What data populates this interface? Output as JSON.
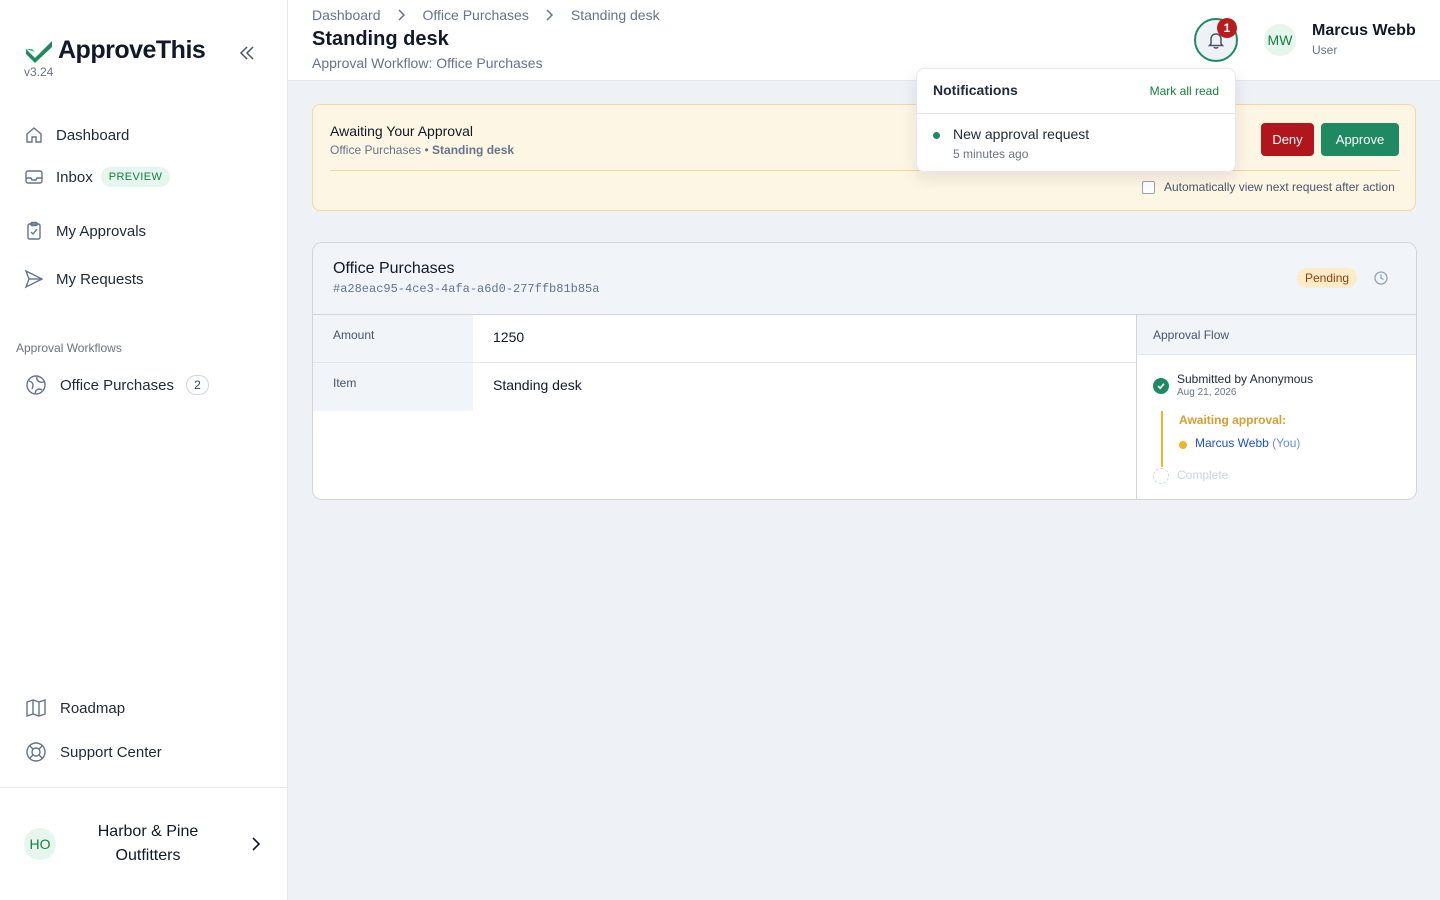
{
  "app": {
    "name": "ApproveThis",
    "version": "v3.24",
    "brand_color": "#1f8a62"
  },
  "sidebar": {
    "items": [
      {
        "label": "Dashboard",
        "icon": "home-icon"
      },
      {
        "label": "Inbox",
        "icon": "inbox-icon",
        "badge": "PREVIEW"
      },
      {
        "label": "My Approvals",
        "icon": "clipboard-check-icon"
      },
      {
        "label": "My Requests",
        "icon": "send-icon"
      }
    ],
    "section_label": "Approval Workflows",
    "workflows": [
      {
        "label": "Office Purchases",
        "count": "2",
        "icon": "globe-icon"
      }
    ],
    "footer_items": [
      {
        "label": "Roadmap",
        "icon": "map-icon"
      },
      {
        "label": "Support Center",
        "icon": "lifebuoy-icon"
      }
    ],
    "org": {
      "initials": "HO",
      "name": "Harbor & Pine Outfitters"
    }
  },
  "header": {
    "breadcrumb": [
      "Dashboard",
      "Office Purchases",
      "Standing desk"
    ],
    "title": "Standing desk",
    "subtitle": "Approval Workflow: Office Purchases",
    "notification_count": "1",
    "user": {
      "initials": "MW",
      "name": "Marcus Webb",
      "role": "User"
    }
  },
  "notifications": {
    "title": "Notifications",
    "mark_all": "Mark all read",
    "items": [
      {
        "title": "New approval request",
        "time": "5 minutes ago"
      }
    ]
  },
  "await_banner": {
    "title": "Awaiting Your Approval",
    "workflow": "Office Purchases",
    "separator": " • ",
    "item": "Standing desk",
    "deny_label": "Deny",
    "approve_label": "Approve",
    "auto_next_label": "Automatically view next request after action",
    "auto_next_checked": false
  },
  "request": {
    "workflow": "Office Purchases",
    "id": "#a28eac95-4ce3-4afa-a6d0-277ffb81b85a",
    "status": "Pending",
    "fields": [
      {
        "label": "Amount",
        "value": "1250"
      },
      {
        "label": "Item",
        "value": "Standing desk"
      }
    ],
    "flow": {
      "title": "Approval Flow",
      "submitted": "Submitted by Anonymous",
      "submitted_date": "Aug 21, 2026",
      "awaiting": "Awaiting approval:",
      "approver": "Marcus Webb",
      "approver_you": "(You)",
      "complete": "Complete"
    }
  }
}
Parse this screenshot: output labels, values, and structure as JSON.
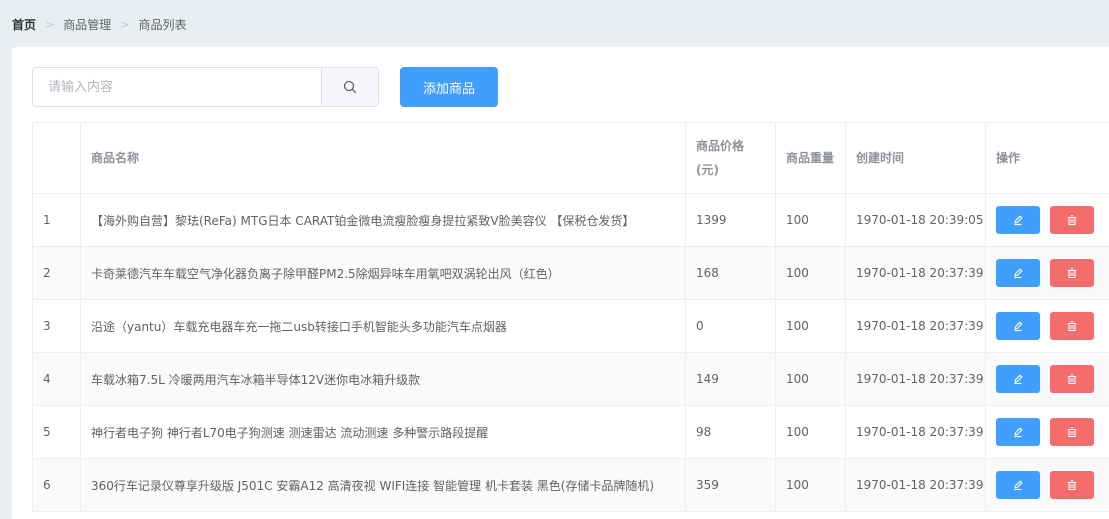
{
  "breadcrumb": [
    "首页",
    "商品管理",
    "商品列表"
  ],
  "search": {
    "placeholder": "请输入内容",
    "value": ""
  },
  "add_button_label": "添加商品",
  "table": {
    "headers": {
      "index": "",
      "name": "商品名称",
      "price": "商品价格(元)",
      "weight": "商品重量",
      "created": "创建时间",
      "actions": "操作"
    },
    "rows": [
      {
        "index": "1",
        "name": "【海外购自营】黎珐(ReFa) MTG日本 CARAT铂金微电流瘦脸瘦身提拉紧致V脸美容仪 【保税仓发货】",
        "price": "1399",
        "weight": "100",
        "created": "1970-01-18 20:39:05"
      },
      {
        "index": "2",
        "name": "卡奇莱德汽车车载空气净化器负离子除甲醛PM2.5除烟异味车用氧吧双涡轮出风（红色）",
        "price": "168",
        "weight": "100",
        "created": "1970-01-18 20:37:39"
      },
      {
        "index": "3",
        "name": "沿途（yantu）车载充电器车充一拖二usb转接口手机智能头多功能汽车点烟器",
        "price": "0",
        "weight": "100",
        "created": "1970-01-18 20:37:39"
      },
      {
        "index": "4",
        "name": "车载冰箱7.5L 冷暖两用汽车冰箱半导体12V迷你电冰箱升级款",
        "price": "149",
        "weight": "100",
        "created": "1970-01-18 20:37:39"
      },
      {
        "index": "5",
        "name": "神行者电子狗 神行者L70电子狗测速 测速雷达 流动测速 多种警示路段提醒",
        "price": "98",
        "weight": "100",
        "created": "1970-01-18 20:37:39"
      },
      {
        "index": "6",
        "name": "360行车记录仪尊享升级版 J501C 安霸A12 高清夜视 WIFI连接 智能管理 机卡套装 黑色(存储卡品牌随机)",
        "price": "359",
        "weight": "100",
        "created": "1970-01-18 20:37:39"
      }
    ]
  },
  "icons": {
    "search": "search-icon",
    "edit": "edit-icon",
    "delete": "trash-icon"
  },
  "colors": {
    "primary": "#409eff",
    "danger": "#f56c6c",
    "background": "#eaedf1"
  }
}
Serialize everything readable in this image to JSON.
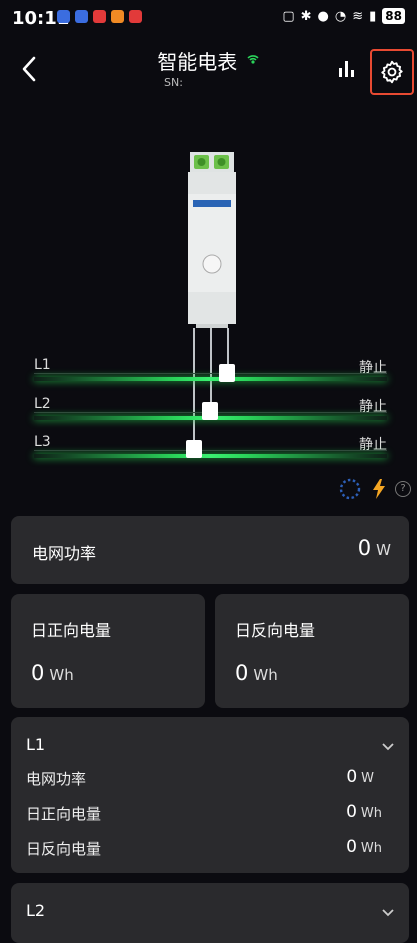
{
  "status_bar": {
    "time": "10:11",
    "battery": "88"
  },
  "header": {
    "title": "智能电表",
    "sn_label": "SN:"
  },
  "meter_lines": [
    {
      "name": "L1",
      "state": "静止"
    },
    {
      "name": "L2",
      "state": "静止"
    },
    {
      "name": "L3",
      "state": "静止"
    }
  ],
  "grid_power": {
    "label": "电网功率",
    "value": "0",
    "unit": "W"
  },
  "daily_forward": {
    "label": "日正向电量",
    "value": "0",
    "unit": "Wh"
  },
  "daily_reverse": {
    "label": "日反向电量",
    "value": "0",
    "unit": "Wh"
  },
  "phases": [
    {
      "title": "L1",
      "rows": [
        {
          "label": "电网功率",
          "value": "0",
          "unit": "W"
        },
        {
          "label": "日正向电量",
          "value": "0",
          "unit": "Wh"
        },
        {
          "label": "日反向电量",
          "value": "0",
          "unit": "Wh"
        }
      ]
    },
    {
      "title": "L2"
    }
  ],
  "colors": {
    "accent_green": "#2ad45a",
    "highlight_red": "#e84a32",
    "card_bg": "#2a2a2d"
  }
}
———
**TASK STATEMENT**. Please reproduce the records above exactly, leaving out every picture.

**THE ANSWER**.
What data populates this interface? Output as JSON.
{
  "app": {
    "name": "ApproveThis",
    "version": "v3.24",
    "brand_color": "#1f8a62"
  },
  "sidebar": {
    "items": [
      {
        "label": "Dashboard",
        "icon": "home-icon"
      },
      {
        "label": "Inbox",
        "icon": "inbox-icon",
        "badge": "PREVIEW"
      },
      {
        "label": "My Approvals",
        "icon": "clipboard-check-icon"
      },
      {
        "label": "My Requests",
        "icon": "send-icon"
      }
    ],
    "section_label": "Approval Workflows",
    "workflows": [
      {
        "label": "Office Purchases",
        "count": "2",
        "icon": "globe-icon"
      }
    ],
    "footer_items": [
      {
        "label": "Roadmap",
        "icon": "map-icon"
      },
      {
        "label": "Support Center",
        "icon": "lifebuoy-icon"
      }
    ],
    "org": {
      "initials": "HO",
      "name": "Harbor & Pine Outfitters"
    }
  },
  "header": {
    "breadcrumb": [
      "Dashboard",
      "Office Purchases",
      "Standing desk"
    ],
    "title": "Standing desk",
    "subtitle": "Approval Workflow: Office Purchases",
    "notification_count": "1",
    "user": {
      "initials": "MW",
      "name": "Marcus Webb",
      "role": "User"
    }
  },
  "notifications": {
    "title": "Notifications",
    "mark_all": "Mark all read",
    "items": [
      {
        "title": "New approval request",
        "time": "5 minutes ago"
      }
    ]
  },
  "await_banner": {
    "title": "Awaiting Your Approval",
    "workflow": "Office Purchases",
    "separator": " • ",
    "item": "Standing desk",
    "deny_label": "Deny",
    "approve_label": "Approve",
    "auto_next_label": "Automatically view next request after action",
    "auto_next_checked": false
  },
  "request": {
    "workflow": "Office Purchases",
    "id": "#a28eac95-4ce3-4afa-a6d0-277ffb81b85a",
    "status": "Pending",
    "fields": [
      {
        "label": "Amount",
        "value": "1250"
      },
      {
        "label": "Item",
        "value": "Standing desk"
      }
    ],
    "flow": {
      "title": "Approval Flow",
      "submitted": "Submitted by Anonymous",
      "submitted_date": "Aug 21, 2026",
      "awaiting": "Awaiting approval:",
      "approver": "Marcus Webb",
      "approver_you": "(You)",
      "complete": "Complete"
    }
  }
}
Parse this screenshot: output labels, values, and structure as JSON.
{
  "breadcrumb": [
    "首页",
    "商品管理",
    "商品列表"
  ],
  "search": {
    "placeholder": "请输入内容",
    "value": ""
  },
  "add_button_label": "添加商品",
  "table": {
    "headers": {
      "index": "",
      "name": "商品名称",
      "price": "商品价格(元)",
      "weight": "商品重量",
      "created": "创建时间",
      "actions": "操作"
    },
    "rows": [
      {
        "index": "1",
        "name": "【海外购自营】黎珐(ReFa) MTG日本 CARAT铂金微电流瘦脸瘦身提拉紧致V脸美容仪 【保税仓发货】",
        "price": "1399",
        "weight": "100",
        "created": "1970-01-18 20:39:05"
      },
      {
        "index": "2",
        "name": "卡奇莱德汽车车载空气净化器负离子除甲醛PM2.5除烟异味车用氧吧双涡轮出风（红色）",
        "price": "168",
        "weight": "100",
        "created": "1970-01-18 20:37:39"
      },
      {
        "index": "3",
        "name": "沿途（yantu）车载充电器车充一拖二usb转接口手机智能头多功能汽车点烟器",
        "price": "0",
        "weight": "100",
        "created": "1970-01-18 20:37:39"
      },
      {
        "index": "4",
        "name": "车载冰箱7.5L 冷暖两用汽车冰箱半导体12V迷你电冰箱升级款",
        "price": "149",
        "weight": "100",
        "created": "1970-01-18 20:37:39"
      },
      {
        "index": "5",
        "name": "神行者电子狗 神行者L70电子狗测速 测速雷达 流动测速 多种警示路段提醒",
        "price": "98",
        "weight": "100",
        "created": "1970-01-18 20:37:39"
      },
      {
        "index": "6",
        "name": "360行车记录仪尊享升级版 J501C 安霸A12 高清夜视 WIFI连接 智能管理 机卡套装 黑色(存储卡品牌随机)",
        "price": "359",
        "weight": "100",
        "created": "1970-01-18 20:37:39"
      }
    ]
  },
  "icons": {
    "search": "search-icon",
    "edit": "edit-icon",
    "delete": "trash-icon"
  },
  "colors": {
    "primary": "#409eff",
    "danger": "#f56c6c",
    "background": "#eaedf1"
  }
}
Serialize everything readable in this image to JSON.
{
  "status_bar": {
    "time": "10:11",
    "battery": "88"
  },
  "header": {
    "title": "智能电表",
    "sn_label": "SN:"
  },
  "meter_lines": [
    {
      "name": "L1",
      "state": "静止"
    },
    {
      "name": "L2",
      "state": "静止"
    },
    {
      "name": "L3",
      "state": "静止"
    }
  ],
  "grid_power": {
    "label": "电网功率",
    "value": "0",
    "unit": "W"
  },
  "daily_forward": {
    "label": "日正向电量",
    "value": "0",
    "unit": "Wh"
  },
  "daily_reverse": {
    "label": "日反向电量",
    "value": "0",
    "unit": "Wh"
  },
  "phases": [
    {
      "title": "L1",
      "rows": [
        {
          "label": "电网功率",
          "value": "0",
          "unit": "W"
        },
        {
          "label": "日正向电量",
          "value": "0",
          "unit": "Wh"
        },
        {
          "label": "日反向电量",
          "value": "0",
          "unit": "Wh"
        }
      ]
    },
    {
      "title": "L2"
    }
  ],
  "colors": {
    "accent_green": "#2ad45a",
    "highlight_red": "#e84a32",
    "card_bg": "#2a2a2d"
  }
}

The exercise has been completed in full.